State Senator Accuses Caltrans Of Being Too Car-Centric

Gov. Gavin Newsom may have to step in to resolve a dispute between a state agency and a high-profile lawmaker over “Complete Streets” – a core concept of modern “smart growth” planners that holds streets should provide safe access and use not just to vehicles but to pedestrians and those using other types of transportation.

Sen. Scott Wiener, D-San Francisco, says Caltrans is trying to sandbag his “Complete Streets” measure, Senate Bill 127. While it doesn’t impose any formal requirements on Caltrans, the bill does require the agency to study adding improvements that accommodate pedestrians, bicyclists and transit when fixing an existing road or building a new one.

The bill has passed the state Senate, the Assembly Transportation Committee and, last week, the Assembly Appropriations Committee on largely party-line votes. It seems likely to reach Newsom’s desk after the full Assembly approves it within the next two weeks.

Caltrans sees proposed rule as very costly

But Wiener was unhappy enough with a Caltrans communication on the expected cost of his measure that he depicted the agency as underhanded in a recent interview with the San Francisco Chronicle. 

Caltrans said compliance costs would be so high – $4.5 million per mile of blacktop and more than $1 billion a year – that it would be unable to meet its road improvement obligations that are part of the 2017 law increasing the state’s gasoline tax. The agency also said Wiener’s measure would make it impossible to satisfy the conditions of grants from the Federal Highway Administration.

Wiener wrote two weeks ago to David Kim – secretary of California State Transportation Agency, which oversees Caltrans – that this cost estimate was so “severely inflated” that it “undermines the agency’s credibility.” He said evidence from local governments suggested that SB127’s costs would be from $20,000 to $600,000 per mile, depending on the nature of the project.

Wiener also told the Chronicle that Caltrans appears to think it would be obligated to put up bike lanes on all its projects when in fact the main priority is the “little towns all over California where their main street is a state highway. … That’s where businesses are. That’s where people are walking around. That’s where the school is. Some of them don’t have crosswalks.”

Caltrans an early fan of ‘Complete Streets’

But Caltrans’ history undercuts Wiener’s claim that its high estimates are being driven by outdated views that see roads as being for cars and cars only. Caltrans was one of the first state transportation agencies to embrace “Complete Streets” in 2008. In a 2015 interview with Governing magazine, Malcolm Dougherty – then Caltrans director – touted the agency’s commitment to the concept.

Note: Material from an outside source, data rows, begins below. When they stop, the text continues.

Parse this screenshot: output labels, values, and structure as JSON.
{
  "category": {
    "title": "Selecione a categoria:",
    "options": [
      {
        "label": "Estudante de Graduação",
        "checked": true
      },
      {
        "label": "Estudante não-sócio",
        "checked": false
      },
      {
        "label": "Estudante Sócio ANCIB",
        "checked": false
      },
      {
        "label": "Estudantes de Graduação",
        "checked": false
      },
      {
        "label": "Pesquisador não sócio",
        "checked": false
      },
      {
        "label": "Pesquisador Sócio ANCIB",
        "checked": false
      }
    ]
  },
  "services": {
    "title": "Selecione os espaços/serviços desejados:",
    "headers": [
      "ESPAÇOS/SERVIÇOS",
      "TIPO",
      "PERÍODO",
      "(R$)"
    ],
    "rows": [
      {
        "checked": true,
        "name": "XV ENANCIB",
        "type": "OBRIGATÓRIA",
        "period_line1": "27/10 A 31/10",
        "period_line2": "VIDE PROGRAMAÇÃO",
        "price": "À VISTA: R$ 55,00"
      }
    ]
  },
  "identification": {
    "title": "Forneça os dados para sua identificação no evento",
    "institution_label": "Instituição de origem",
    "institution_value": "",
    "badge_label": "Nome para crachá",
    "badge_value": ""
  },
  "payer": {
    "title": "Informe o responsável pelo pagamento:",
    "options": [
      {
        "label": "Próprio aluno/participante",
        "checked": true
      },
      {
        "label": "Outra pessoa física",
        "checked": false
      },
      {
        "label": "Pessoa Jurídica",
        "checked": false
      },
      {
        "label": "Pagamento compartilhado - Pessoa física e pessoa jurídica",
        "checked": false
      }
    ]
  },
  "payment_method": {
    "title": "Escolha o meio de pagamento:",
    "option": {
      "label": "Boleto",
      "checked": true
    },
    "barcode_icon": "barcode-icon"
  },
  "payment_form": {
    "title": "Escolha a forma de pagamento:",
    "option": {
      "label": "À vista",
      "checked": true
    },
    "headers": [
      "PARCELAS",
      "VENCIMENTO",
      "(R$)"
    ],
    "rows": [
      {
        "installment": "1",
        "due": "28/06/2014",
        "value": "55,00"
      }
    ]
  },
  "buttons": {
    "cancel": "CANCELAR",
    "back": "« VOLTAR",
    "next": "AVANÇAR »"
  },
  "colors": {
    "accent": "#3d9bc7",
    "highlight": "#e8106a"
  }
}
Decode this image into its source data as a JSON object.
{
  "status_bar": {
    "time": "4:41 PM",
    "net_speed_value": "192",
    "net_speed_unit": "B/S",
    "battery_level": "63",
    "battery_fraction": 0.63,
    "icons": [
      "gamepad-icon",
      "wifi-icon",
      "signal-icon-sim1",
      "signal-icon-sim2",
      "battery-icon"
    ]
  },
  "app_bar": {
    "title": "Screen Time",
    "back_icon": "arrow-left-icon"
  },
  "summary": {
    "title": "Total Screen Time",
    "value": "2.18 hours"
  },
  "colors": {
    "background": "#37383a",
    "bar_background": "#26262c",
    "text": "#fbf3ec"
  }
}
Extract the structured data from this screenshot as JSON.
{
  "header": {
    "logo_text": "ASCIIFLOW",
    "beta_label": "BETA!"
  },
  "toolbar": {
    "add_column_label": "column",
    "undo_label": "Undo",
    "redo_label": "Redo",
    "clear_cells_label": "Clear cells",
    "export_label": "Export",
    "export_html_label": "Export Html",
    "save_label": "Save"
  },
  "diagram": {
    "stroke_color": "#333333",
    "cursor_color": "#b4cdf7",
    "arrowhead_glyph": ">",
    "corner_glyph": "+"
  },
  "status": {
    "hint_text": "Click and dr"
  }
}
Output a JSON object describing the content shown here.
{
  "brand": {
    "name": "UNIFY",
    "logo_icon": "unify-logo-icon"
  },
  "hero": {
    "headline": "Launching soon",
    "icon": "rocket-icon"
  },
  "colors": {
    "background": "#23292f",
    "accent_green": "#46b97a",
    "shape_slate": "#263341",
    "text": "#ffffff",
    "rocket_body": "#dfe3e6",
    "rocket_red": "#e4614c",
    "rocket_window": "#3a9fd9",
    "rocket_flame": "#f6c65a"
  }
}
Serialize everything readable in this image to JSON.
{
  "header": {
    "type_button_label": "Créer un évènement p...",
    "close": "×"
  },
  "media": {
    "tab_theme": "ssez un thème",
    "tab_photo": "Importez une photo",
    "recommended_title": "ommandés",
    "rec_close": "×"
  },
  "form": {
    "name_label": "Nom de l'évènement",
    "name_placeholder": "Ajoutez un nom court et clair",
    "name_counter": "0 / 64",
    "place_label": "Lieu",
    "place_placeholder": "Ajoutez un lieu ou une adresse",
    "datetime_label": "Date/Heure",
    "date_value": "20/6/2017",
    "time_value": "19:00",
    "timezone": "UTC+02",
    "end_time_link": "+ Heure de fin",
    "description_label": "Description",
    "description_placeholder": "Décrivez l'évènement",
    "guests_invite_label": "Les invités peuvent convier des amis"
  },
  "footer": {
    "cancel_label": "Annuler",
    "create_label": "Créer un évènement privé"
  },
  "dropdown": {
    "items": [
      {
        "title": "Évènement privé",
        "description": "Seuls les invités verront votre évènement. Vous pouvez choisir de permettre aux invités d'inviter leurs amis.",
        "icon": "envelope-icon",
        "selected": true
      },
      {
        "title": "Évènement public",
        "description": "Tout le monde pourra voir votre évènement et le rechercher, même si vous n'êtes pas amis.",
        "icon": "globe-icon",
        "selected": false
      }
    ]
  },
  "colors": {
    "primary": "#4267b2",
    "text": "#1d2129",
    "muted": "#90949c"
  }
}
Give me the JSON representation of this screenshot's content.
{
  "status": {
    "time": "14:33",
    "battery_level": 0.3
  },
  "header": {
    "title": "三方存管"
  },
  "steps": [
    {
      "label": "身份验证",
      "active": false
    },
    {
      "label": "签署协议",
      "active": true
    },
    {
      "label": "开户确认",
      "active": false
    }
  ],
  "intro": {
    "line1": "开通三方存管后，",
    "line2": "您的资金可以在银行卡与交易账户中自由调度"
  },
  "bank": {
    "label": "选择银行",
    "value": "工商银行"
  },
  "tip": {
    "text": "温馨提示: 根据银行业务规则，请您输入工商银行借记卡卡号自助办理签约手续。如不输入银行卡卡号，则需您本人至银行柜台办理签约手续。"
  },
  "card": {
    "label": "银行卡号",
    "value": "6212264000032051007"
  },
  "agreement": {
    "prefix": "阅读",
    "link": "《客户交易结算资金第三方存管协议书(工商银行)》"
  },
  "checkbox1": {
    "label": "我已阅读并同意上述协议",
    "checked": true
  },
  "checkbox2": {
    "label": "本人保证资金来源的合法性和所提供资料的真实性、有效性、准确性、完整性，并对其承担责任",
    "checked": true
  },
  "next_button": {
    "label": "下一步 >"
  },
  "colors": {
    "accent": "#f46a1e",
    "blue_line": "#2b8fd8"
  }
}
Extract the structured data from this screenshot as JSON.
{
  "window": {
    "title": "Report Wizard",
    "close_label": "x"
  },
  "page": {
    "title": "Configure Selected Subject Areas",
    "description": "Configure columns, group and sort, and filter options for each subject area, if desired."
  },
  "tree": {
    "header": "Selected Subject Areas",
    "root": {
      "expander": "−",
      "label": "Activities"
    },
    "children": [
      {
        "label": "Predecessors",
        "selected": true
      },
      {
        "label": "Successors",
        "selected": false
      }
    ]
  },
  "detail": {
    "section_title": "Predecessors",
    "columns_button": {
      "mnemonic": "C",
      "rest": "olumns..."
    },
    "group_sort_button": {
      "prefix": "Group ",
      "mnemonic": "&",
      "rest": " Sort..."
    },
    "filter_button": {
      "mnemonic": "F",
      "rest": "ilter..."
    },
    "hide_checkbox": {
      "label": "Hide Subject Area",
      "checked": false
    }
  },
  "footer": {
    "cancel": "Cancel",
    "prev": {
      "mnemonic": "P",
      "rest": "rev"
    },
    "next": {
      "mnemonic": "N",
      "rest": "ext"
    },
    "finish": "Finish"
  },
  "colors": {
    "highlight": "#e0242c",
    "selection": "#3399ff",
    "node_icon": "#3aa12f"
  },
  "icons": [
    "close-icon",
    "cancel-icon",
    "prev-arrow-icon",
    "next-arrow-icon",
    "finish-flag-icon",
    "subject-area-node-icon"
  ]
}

And in 2017, Dougherty used a Caltrans news release to tout the exact sort of “Complete Streets” project – on State Route 62 in Joshua Tree – that Wiener called his priority.

The news release quoted Dougherty as saying the project “used funds from a current construction project to restripe the downtown section of Joshua Tree with bike lanes and diagonal parking in order to more safely move vehicles, pedestrians and bicyclists through the downtown business district … [providing] meaningful improvements that create streets which move all users safely and efficiently along and across the roadway.”

Dougherty resigned his Caltrans post last year. His replacement, Caltrans engineer Laurie Berman, is a strong proponent of “Complete Streets” as well. She told a Streetsblog writer in November that while she had worked at Caltrans, her agency had “gone from being heavily criticized for not knowing anything about ‘Complete Streets’ to establishing a Center of Excellence, and providing tools that we can all use, statewide, to move forward together and build facilities that are useful to everyone.”

Berman reports to Kim.

This article was originally published by CalWatchdog.com